Gromyko: It would be better not to waste time and to decide the matter between our two representatives here. Ours came with me and you say you are meeting with yours. We have our Deputy Prime Minister, and you have your man.

Kissinger: I agree. Art, why don’t you and Hal meet tomorrow morning with …

Sukhodrev: Kovalev.

Kissinger: When we are talking about the Middle East tomorrow. I agree.

Gromyko: I would like to ask you to look into the question of military détente once again. I recall what you said previously; it seemed reasonable. But there are some states in the Conference who are putting forth unreasonable proposals. Why don’t they just say they are out to wreck the Conference?

Kissinger: Tomorrow, on the preamble, our people should resolve how it is to be introduced.4

On military détente, I told you I would talk to the British about modifying their proposal.

Gromyko: What was their reaction?

Kissinger: Their reaction was not negative. They said at the time they needed time to study. We urged that they not insist on all of western Russia and not insist on the smallest types of units, but something like a division. And there is the issue of the number of days.

Sonnenfeldt and Hartman are going through London Tuesday morning, and if you think this is a positive step, they can do it.

Gromyko: [referring to Sonnenfeldt] We shall certainly be expecting major results to come from his discussions with the British. All our eyes will be upon him.

Sonnenfeldt: You should talk to the neutrals, who are really the problem.

[Page 615]

Kissinger: Who? Sweden?

Hartman: Yugoslavia.

Kissinger: What is Monaco’s position? If you can assure me that the Princess is coming …

Gromyko: Your influence on the ladies is more limited now.

Kissinger: More covert.

Are there any other issues in the Security Conference of any major consequence?

Gromyko: The main issues with respect to military détente are the zones and the definition of large-scale troop movements. Because the tendency now is to define as large scale something that is negligible. We cannot adopt the scale of Monaco or Luxembourg.
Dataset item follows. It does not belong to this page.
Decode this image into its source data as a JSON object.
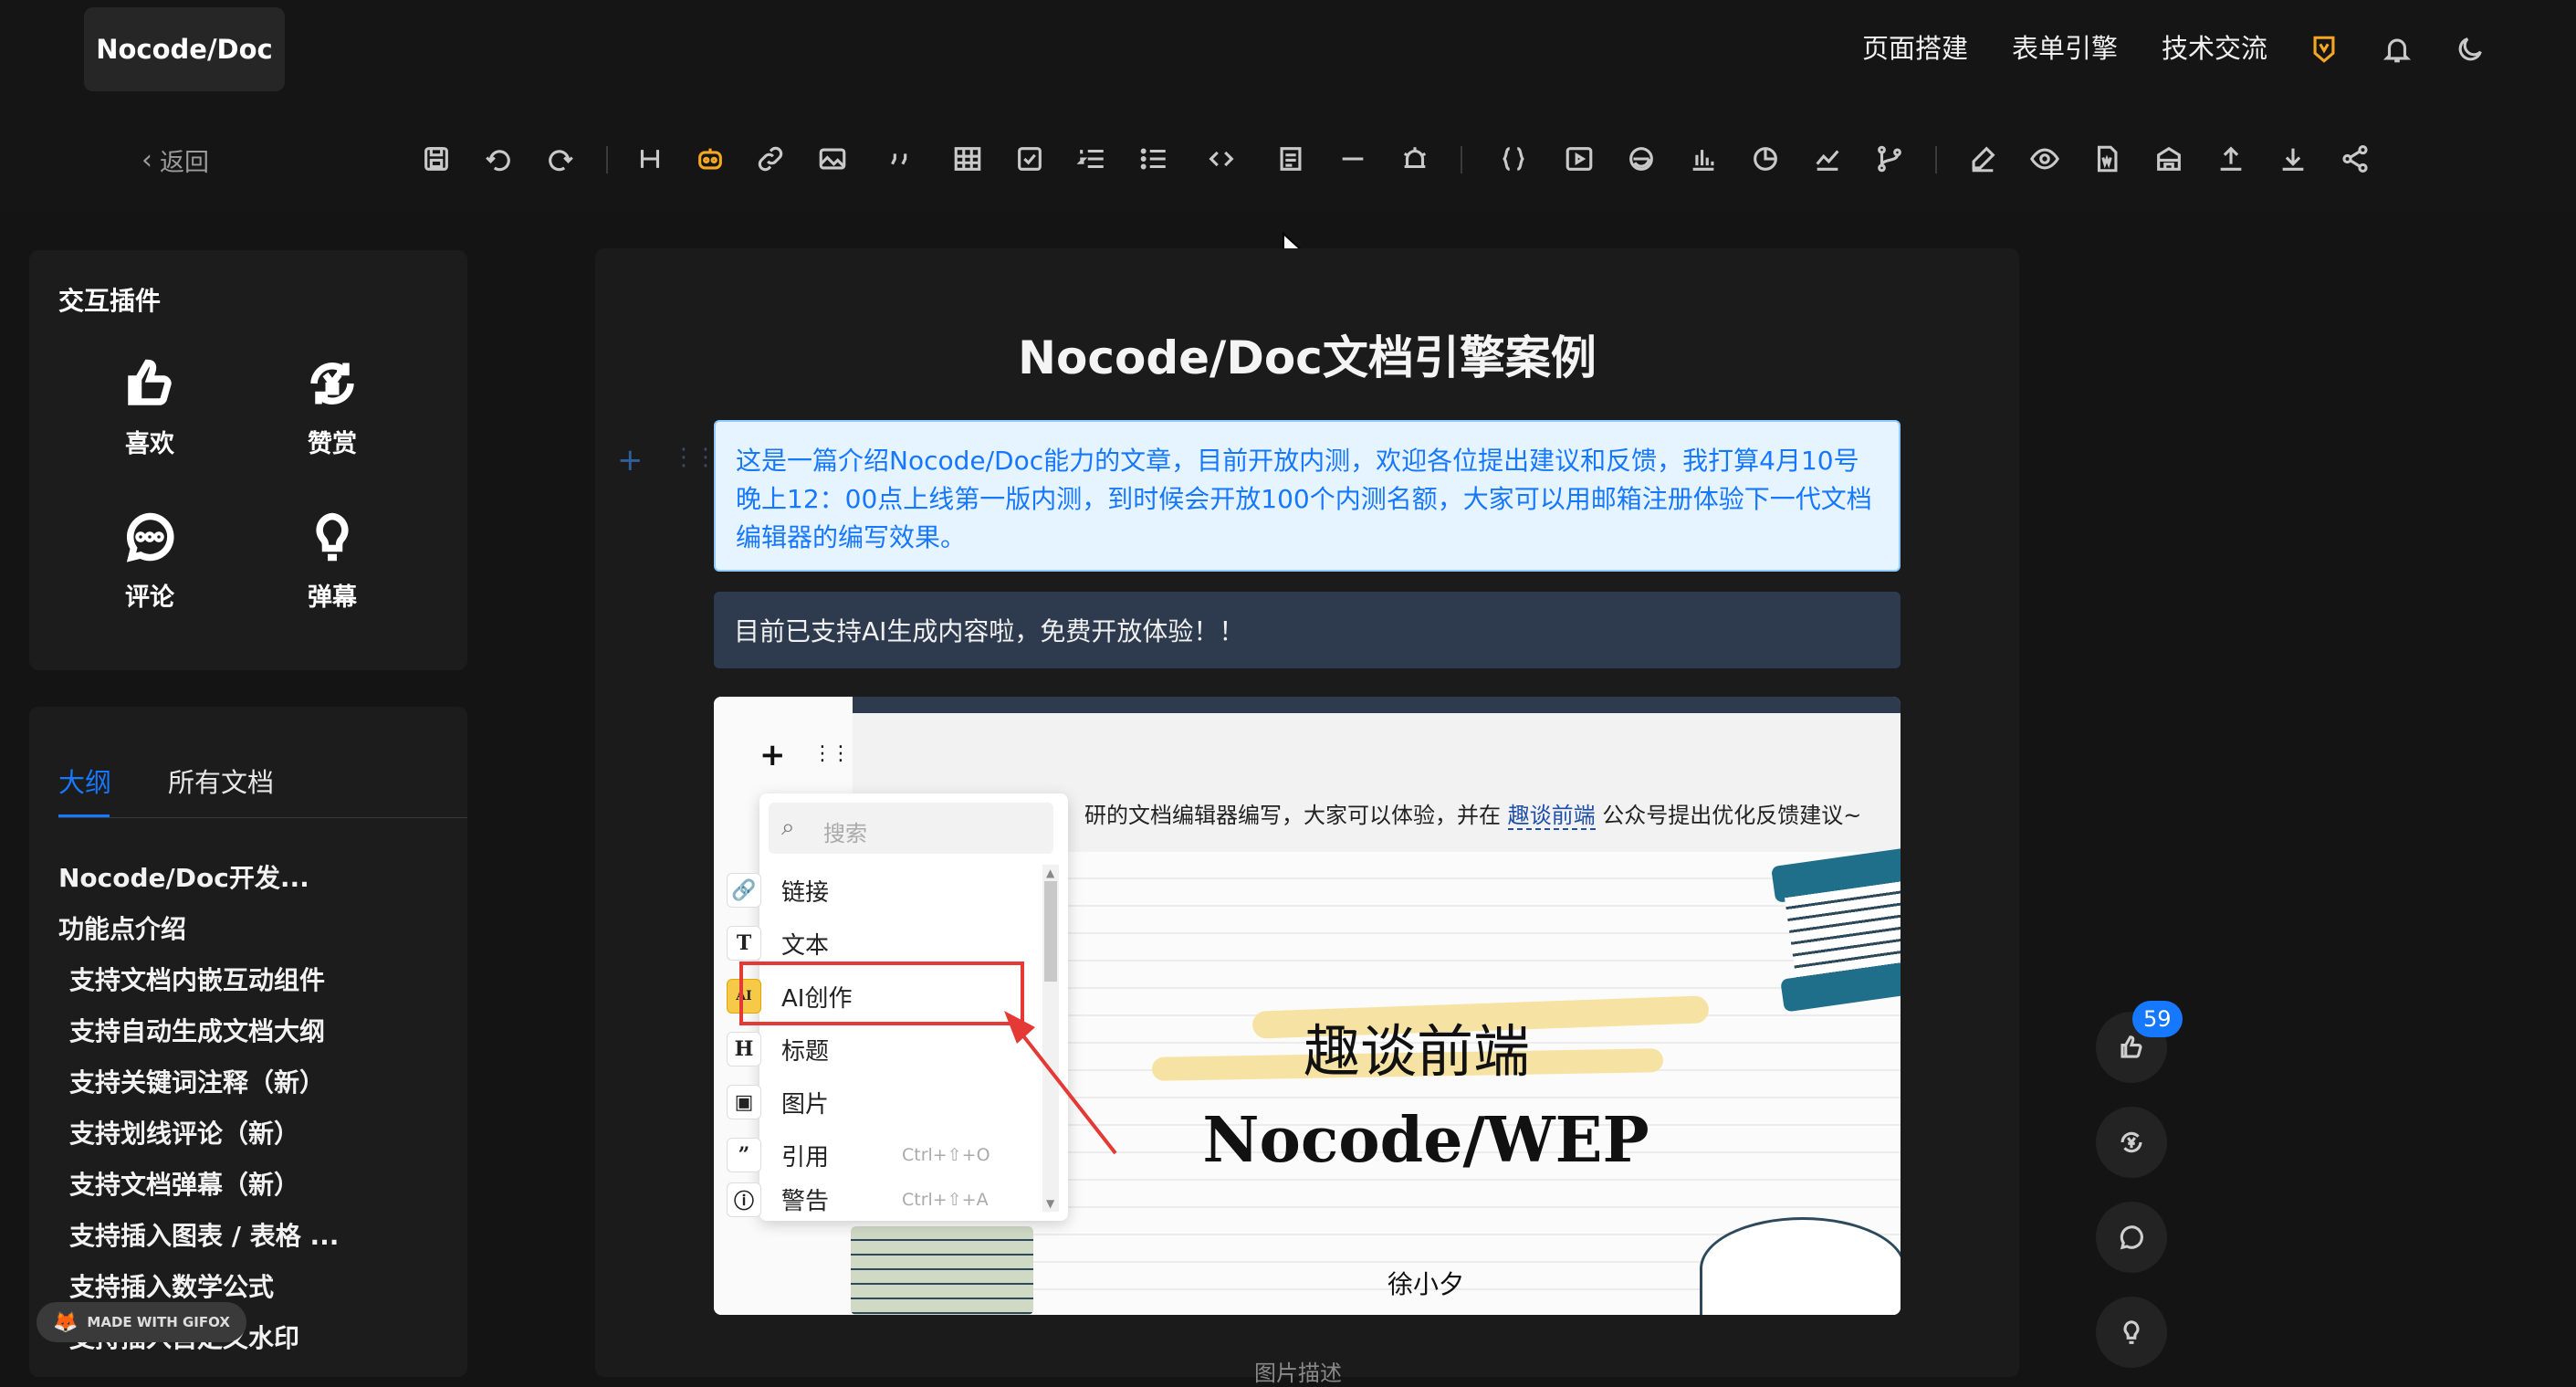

Kissinger: We agree that on the zones, the definition proposed by some is too sweeping, and on the scale, a battalion is too small.

Gromyko: All right. Look into the matter and see what you can do. We certainly believe you can do much.

Kissinger: We will keep in touch, and we believe we can move in the direction we have indicated.

Gromyko: It would certainly be good if this entire question of the European Security Conference would be something we could see behind us. You can tell this to the President. Our cooperation since the beginning of the Conference has been on a rising scale, and this fact, that we could complete the Conference in that spirit, would give even further reliability.

Kissinger: What length of time do you foresee for Stage Three?

Gromyko: It should be short. We are open-minded. Brezhnev discussed it but never in terms of days.

Kissinger: Could we keep it to two days?

Gromyko: Two to three days.

Kissinger: Does everyone have to speak?

Gromyko: Two to three days.

Kissinger: It is not important, but psychologically. That is procedurally manageable. We can exchange ideas on this but I wanted to get your impression.

Gromyko: So you know our way of thinking.

Kissinger: And we will be in close touch with you.

[Omitted here is discussion of matters other than the European security conference or MBFR.]

  1. Source: National Archives, Nixon Presidential Materials, Box 1029, MemCons—HAK and Presidential. Secret; Sensitive; Nodis. Drafted by Rodman. The conversation took place at the Soviet Mission in Geneva. Kissinger was in Geneva to discuss bilateral relations with the Soviet Union. Brackets, with the exception of those indicating omission of unrelated discussion, are in the original. The full text of the memorandum of conversation is scheduled for publication in Foreign Relations, 1969–1976, volume XV, Soviet Union, June 1972–August 1974.
  2. See Document 199.
  3. See Document 185.
  4. See Document 200.